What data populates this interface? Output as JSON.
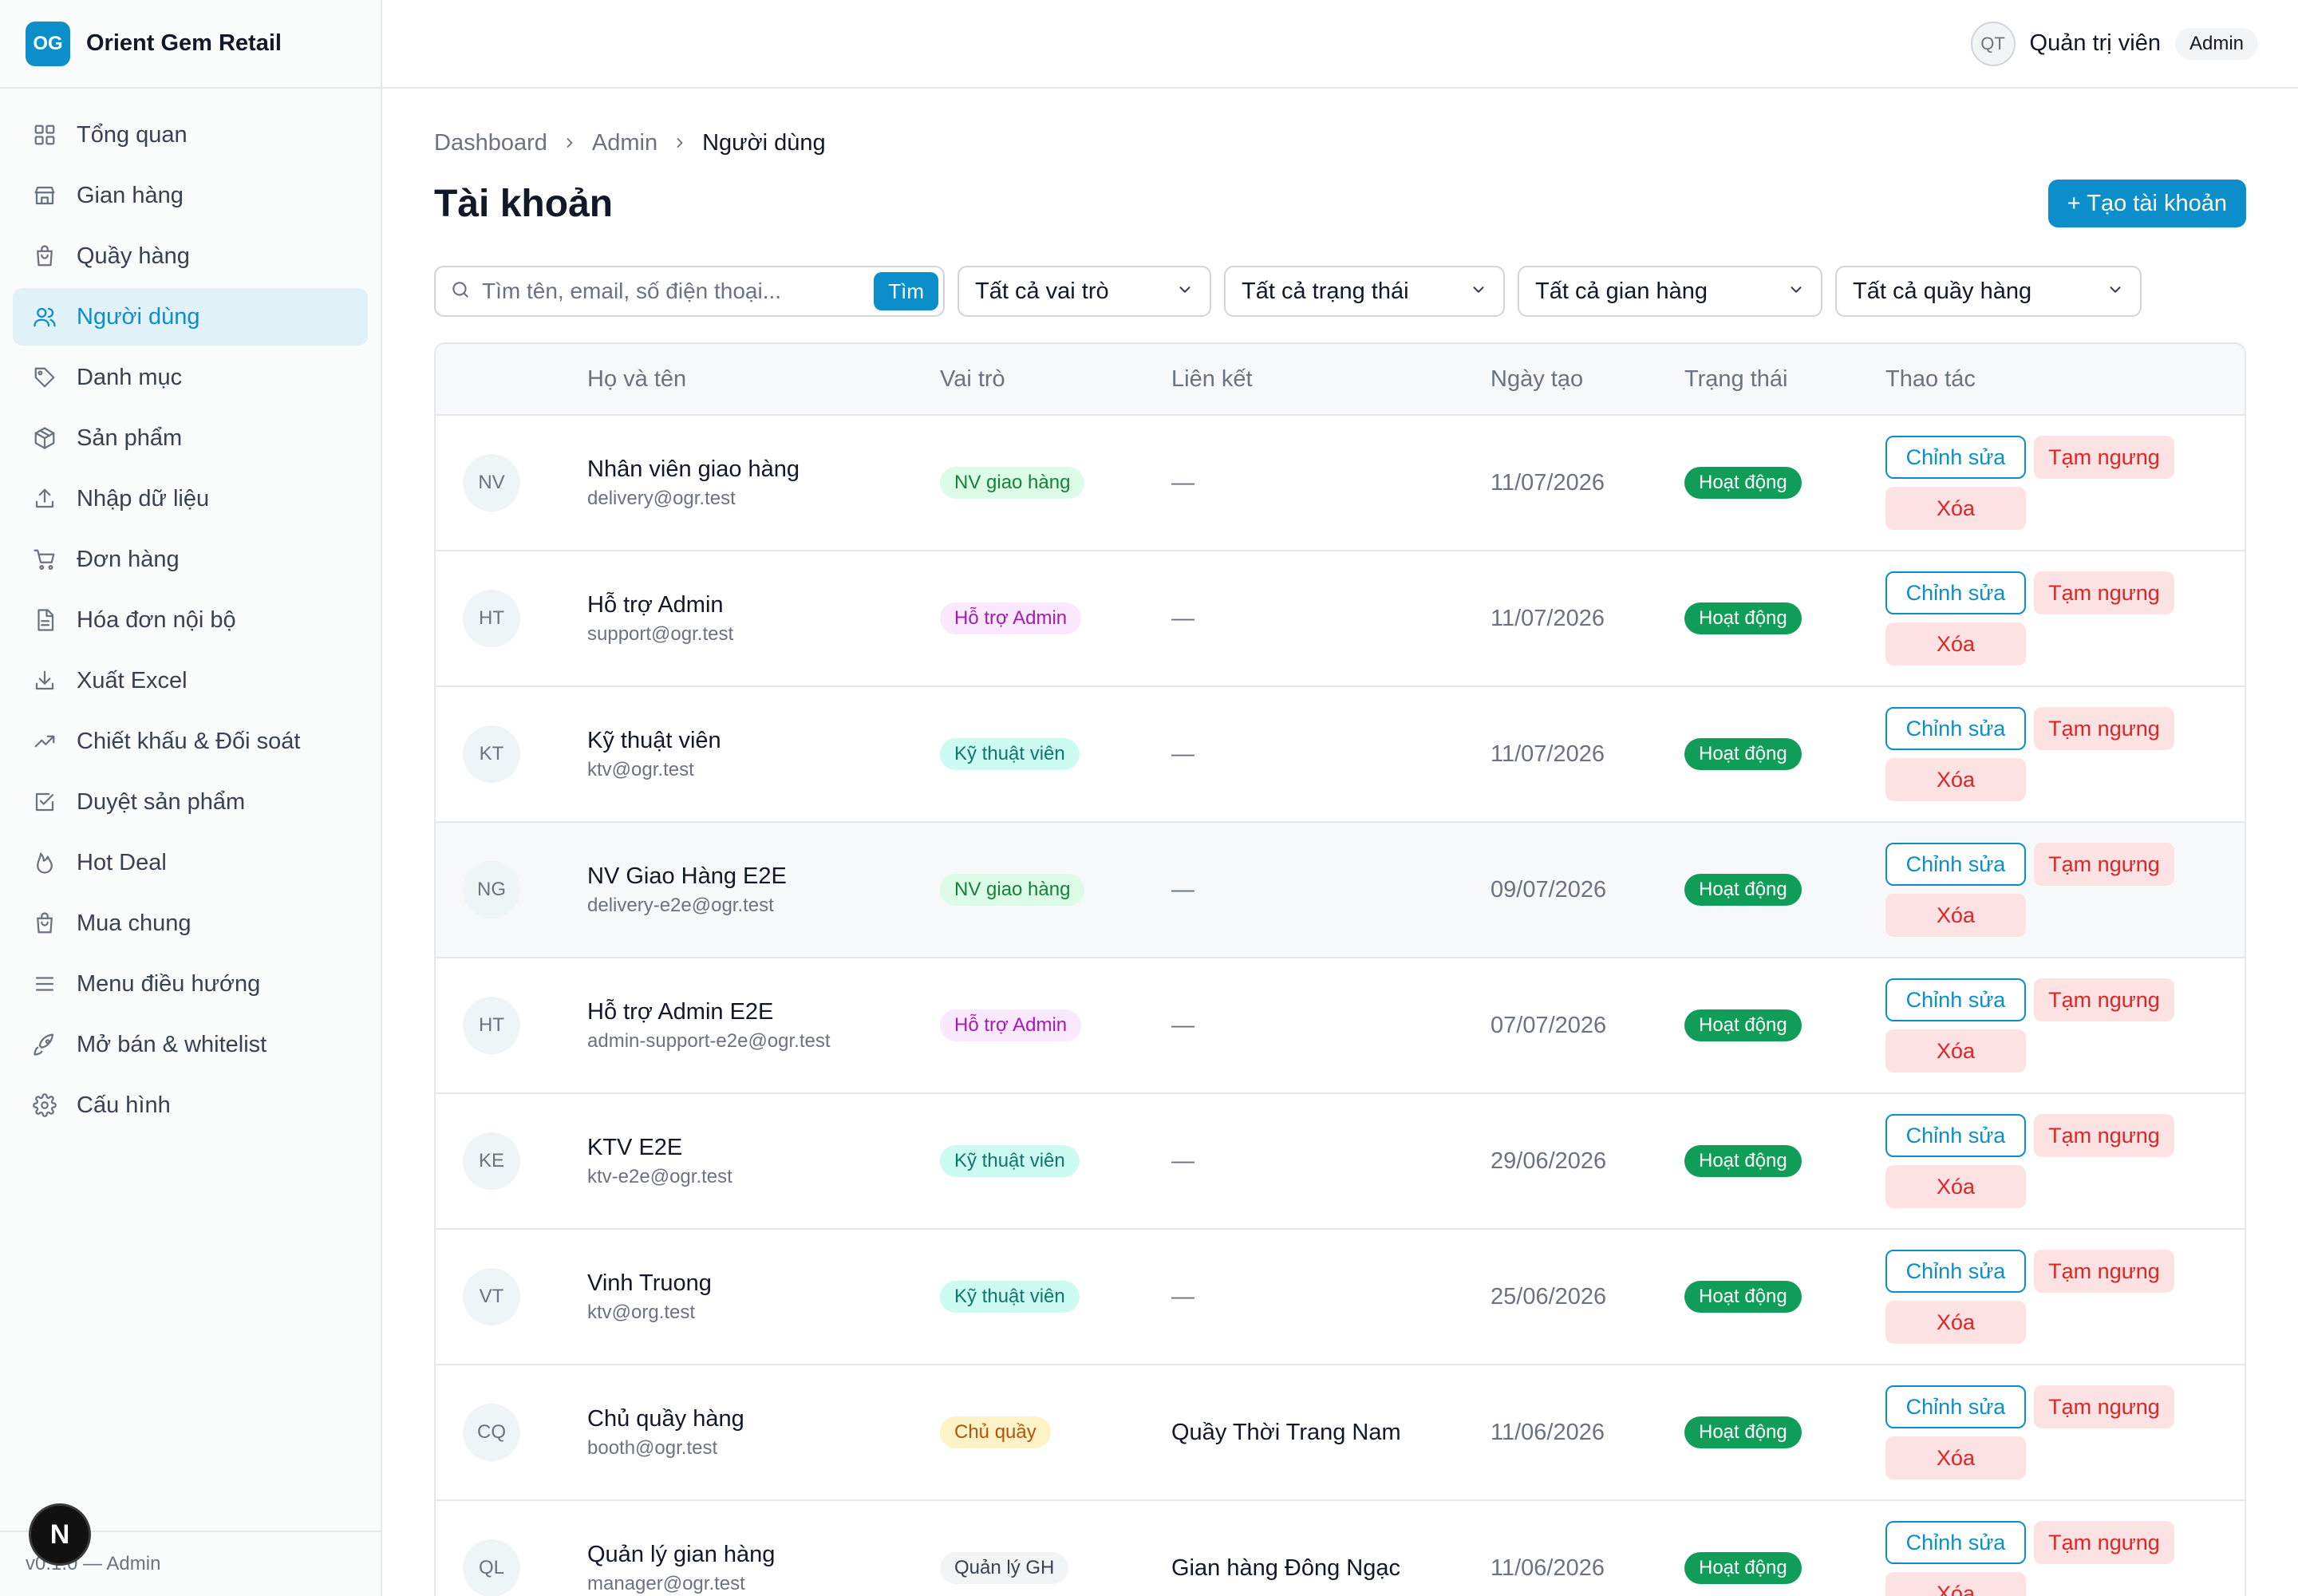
{
  "brand": {
    "logo": "OG",
    "name": "Orient Gem Retail"
  },
  "sidebar": {
    "items": [
      {
        "label": "Tổng quan",
        "icon": "grid-icon"
      },
      {
        "label": "Gian hàng",
        "icon": "store-icon"
      },
      {
        "label": "Quầy hàng",
        "icon": "bag-icon"
      },
      {
        "label": "Người dùng",
        "icon": "users-icon",
        "active": true
      },
      {
        "label": "Danh mục",
        "icon": "tag-icon"
      },
      {
        "label": "Sản phẩm",
        "icon": "package-icon"
      },
      {
        "label": "Nhập dữ liệu",
        "icon": "upload-icon"
      },
      {
        "label": "Đơn hàng",
        "icon": "cart-icon"
      },
      {
        "label": "Hóa đơn nội bộ",
        "icon": "document-icon"
      },
      {
        "label": "Xuất Excel",
        "icon": "download-icon"
      },
      {
        "label": "Chiết khấu & Đối soát",
        "icon": "trend-icon"
      },
      {
        "label": "Duyệt sản phẩm",
        "icon": "check-square-icon"
      },
      {
        "label": "Hot Deal",
        "icon": "flame-icon"
      },
      {
        "label": "Mua chung",
        "icon": "bag-icon"
      },
      {
        "label": "Menu điều hướng",
        "icon": "menu-icon"
      },
      {
        "label": "Mở bán & whitelist",
        "icon": "rocket-icon"
      },
      {
        "label": "Cấu hình",
        "icon": "gear-icon"
      }
    ],
    "footer": "v0.1.0 — Admin",
    "next_badge": "N"
  },
  "topbar": {
    "avatar": "QT",
    "user_name": "Quản trị viên",
    "role": "Admin"
  },
  "breadcrumb": {
    "items": [
      "Dashboard",
      "Admin"
    ],
    "current": "Người dùng"
  },
  "page": {
    "title": "Tài khoản",
    "create_label": "+ Tạo tài khoản"
  },
  "filters": {
    "search_placeholder": "Tìm tên, email, số điện thoại...",
    "search_button": "Tìm",
    "role": "Tất cả vai trò",
    "status": "Tất cả trạng thái",
    "store": "Tất cả gian hàng",
    "booth": "Tất cả quầy hàng"
  },
  "table": {
    "headers": [
      "Họ và tên",
      "Vai trò",
      "Liên kết",
      "Ngày tạo",
      "Trạng thái",
      "Thao tác"
    ],
    "actions": {
      "edit": "Chỉnh sửa",
      "pause": "Tạm ngưng",
      "delete": "Xóa"
    },
    "rows": [
      {
        "initials": "NV",
        "name": "Nhân viên giao hàng",
        "email": "delivery@ogr.test",
        "role": "NV giao hàng",
        "role_bg": "#dcfce7",
        "role_fg": "#15803d",
        "link": "—",
        "date": "11/07/2026",
        "status": "Hoạt động"
      },
      {
        "initials": "HT",
        "name": "Hỗ trợ Admin",
        "email": "support@ogr.test",
        "role": "Hỗ trợ Admin",
        "role_bg": "#fae8ff",
        "role_fg": "#a21caf",
        "link": "—",
        "date": "11/07/2026",
        "status": "Hoạt động"
      },
      {
        "initials": "KT",
        "name": "Kỹ thuật viên",
        "email": "ktv@ogr.test",
        "role": "Kỹ thuật viên",
        "role_bg": "#ccfbf1",
        "role_fg": "#0f766e",
        "link": "—",
        "date": "11/07/2026",
        "status": "Hoạt động"
      },
      {
        "initials": "NG",
        "name": "NV Giao Hàng E2E",
        "email": "delivery-e2e@ogr.test",
        "role": "NV giao hàng",
        "role_bg": "#dcfce7",
        "role_fg": "#15803d",
        "link": "—",
        "date": "09/07/2026",
        "status": "Hoạt động"
      },
      {
        "initials": "HT",
        "name": "Hỗ trợ Admin E2E",
        "email": "admin-support-e2e@ogr.test",
        "role": "Hỗ trợ Admin",
        "role_bg": "#fae8ff",
        "role_fg": "#a21caf",
        "link": "—",
        "date": "07/07/2026",
        "status": "Hoạt động"
      },
      {
        "initials": "KE",
        "name": "KTV E2E",
        "email": "ktv-e2e@ogr.test",
        "role": "Kỹ thuật viên",
        "role_bg": "#ccfbf1",
        "role_fg": "#0f766e",
        "link": "—",
        "date": "29/06/2026",
        "status": "Hoạt động"
      },
      {
        "initials": "VT",
        "name": "Vinh Truong",
        "email": "ktv@org.test",
        "role": "Kỹ thuật viên",
        "role_bg": "#ccfbf1",
        "role_fg": "#0f766e",
        "link": "—",
        "date": "25/06/2026",
        "status": "Hoạt động"
      },
      {
        "initials": "CQ",
        "name": "Chủ quầy hàng",
        "email": "booth@ogr.test",
        "role": "Chủ quầy",
        "role_bg": "#fef3c7",
        "role_fg": "#b45309",
        "link": "Quầy Thời Trang Nam",
        "date": "11/06/2026",
        "status": "Hoạt động"
      },
      {
        "initials": "QL",
        "name": "Quản lý gian hàng",
        "email": "manager@ogr.test",
        "role": "Quản lý GH",
        "role_bg": "#f3f4f6",
        "role_fg": "#374151",
        "link": "Gian hàng Đông Ngạc",
        "date": "11/06/2026",
        "status": "Hoạt động"
      }
    ]
  },
  "colors": {
    "accent": "#0b8ec9",
    "status_active": "#0f9d58",
    "danger": "#dc2626"
  }
}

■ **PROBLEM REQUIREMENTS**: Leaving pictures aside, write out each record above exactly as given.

■ **TASK RESPONSE**:
What data populates this interface? Output as JSON.
{
  "brand": {
    "logo": "OG",
    "name": "Orient Gem Retail"
  },
  "sidebar": {
    "items": [
      {
        "label": "Tổng quan",
        "icon": "grid-icon"
      },
      {
        "label": "Gian hàng",
        "icon": "store-icon"
      },
      {
        "label": "Quầy hàng",
        "icon": "bag-icon"
      },
      {
        "label": "Người dùng",
        "icon": "users-icon",
        "active": true
      },
      {
        "label": "Danh mục",
        "icon": "tag-icon"
      },
      {
        "label": "Sản phẩm",
        "icon": "package-icon"
      },
      {
        "label": "Nhập dữ liệu",
        "icon": "upload-icon"
      },
      {
        "label": "Đơn hàng",
        "icon": "cart-icon"
      },
      {
        "label": "Hóa đơn nội bộ",
        "icon": "document-icon"
      },
      {
        "label": "Xuất Excel",
        "icon": "download-icon"
      },
      {
        "label": "Chiết khấu & Đối soát",
        "icon": "trend-icon"
      },
      {
        "label": "Duyệt sản phẩm",
        "icon": "check-square-icon"
      },
      {
        "label": "Hot Deal",
        "icon": "flame-icon"
      },
      {
        "label": "Mua chung",
        "icon": "bag-icon"
      },
      {
        "label": "Menu điều hướng",
        "icon": "menu-icon"
      },
      {
        "label": "Mở bán & whitelist",
        "icon": "rocket-icon"
      },
      {
        "label": "Cấu hình",
        "icon": "gear-icon"
      }
    ],
    "footer": "v0.1.0 — Admin",
    "next_badge": "N"
  },
  "topbar": {
    "avatar": "QT",
    "user_name": "Quản trị viên",
    "role": "Admin"
  },
  "breadcrumb": {
    "items": [
      "Dashboard",
      "Admin"
    ],
    "current": "Người dùng"
  },
  "page": {
    "title": "Tài khoản",
    "create_label": "+ Tạo tài khoản"
  },
  "filters": {
    "search_placeholder": "Tìm tên, email, số điện thoại...",
    "search_button": "Tìm",
    "role": "Tất cả vai trò",
    "status": "Tất cả trạng thái",
    "store": "Tất cả gian hàng",
    "booth": "Tất cả quầy hàng"
  },
  "table": {
    "headers": [
      "Họ và tên",
      "Vai trò",
      "Liên kết",
      "Ngày tạo",
      "Trạng thái",
      "Thao tác"
    ],
    "actions": {
      "edit": "Chỉnh sửa",
      "pause": "Tạm ngưng",
      "delete": "Xóa"
    },
    "rows": [
      {
        "initials": "NV",
        "name": "Nhân viên giao hàng",
        "email": "delivery@ogr.test",
        "role": "NV giao hàng",
        "role_bg": "#dcfce7",
        "role_fg": "#15803d",
        "link": "—",
        "date": "11/07/2026",
        "status": "Hoạt động"
      },
      {
        "initials": "HT",
        "name": "Hỗ trợ Admin",
        "email": "support@ogr.test",
        "role": "Hỗ trợ Admin",
        "role_bg": "#fae8ff",
        "role_fg": "#a21caf",
        "link": "—",
        "date": "11/07/2026",
        "status": "Hoạt động"
      },
      {
        "initials": "KT",
        "name": "Kỹ thuật viên",
        "email": "ktv@ogr.test",
        "role": "Kỹ thuật viên",
        "role_bg": "#ccfbf1",
        "role_fg": "#0f766e",
        "link": "—",
        "date": "11/07/2026",
        "status": "Hoạt động"
      },
      {
        "initials": "NG",
        "name": "NV Giao Hàng E2E",
        "email": "delivery-e2e@ogr.test",
        "role": "NV giao hàng",
        "role_bg": "#dcfce7",
        "role_fg": "#15803d",
        "link": "—",
        "date": "09/07/2026",
        "status": "Hoạt động"
      },
      {
        "initials": "HT",
        "name": "Hỗ trợ Admin E2E",
        "email": "admin-support-e2e@ogr.test",
        "role": "Hỗ trợ Admin",
        "role_bg": "#fae8ff",
        "role_fg": "#a21caf",
        "link": "—",
        "date": "07/07/2026",
        "status": "Hoạt động"
      },
      {
        "initials": "KE",
        "name": "KTV E2E",
        "email": "ktv-e2e@ogr.test",
        "role": "Kỹ thuật viên",
        "role_bg": "#ccfbf1",
        "role_fg": "#0f766e",
        "link": "—",
        "date": "29/06/2026",
        "status": "Hoạt động"
      },
      {
        "initials": "VT",
        "name": "Vinh Truong",
        "email": "ktv@org.test",
        "role": "Kỹ thuật viên",
        "role_bg": "#ccfbf1",
        "role_fg": "#0f766e",
        "link": "—",
        "date": "25/06/2026",
        "status": "Hoạt động"
      },
      {
        "initials": "CQ",
        "name": "Chủ quầy hàng",
        "email": "booth@ogr.test",
        "role": "Chủ quầy",
        "role_bg": "#fef3c7",
        "role_fg": "#b45309",
        "link": "Quầy Thời Trang Nam",
        "date": "11/06/2026",
        "status": "Hoạt động"
      },
      {
        "initials": "QL",
        "name": "Quản lý gian hàng",
        "email": "manager@ogr.test",
        "role": "Quản lý GH",
        "role_bg": "#f3f4f6",
        "role_fg": "#374151",
        "link": "Gian hàng Đông Ngạc",
        "date": "11/06/2026",
        "status": "Hoạt động"
      }
    ]
  },
  "colors": {
    "accent": "#0b8ec9",
    "status_active": "#0f9d58",
    "danger": "#dc2626"
  }
}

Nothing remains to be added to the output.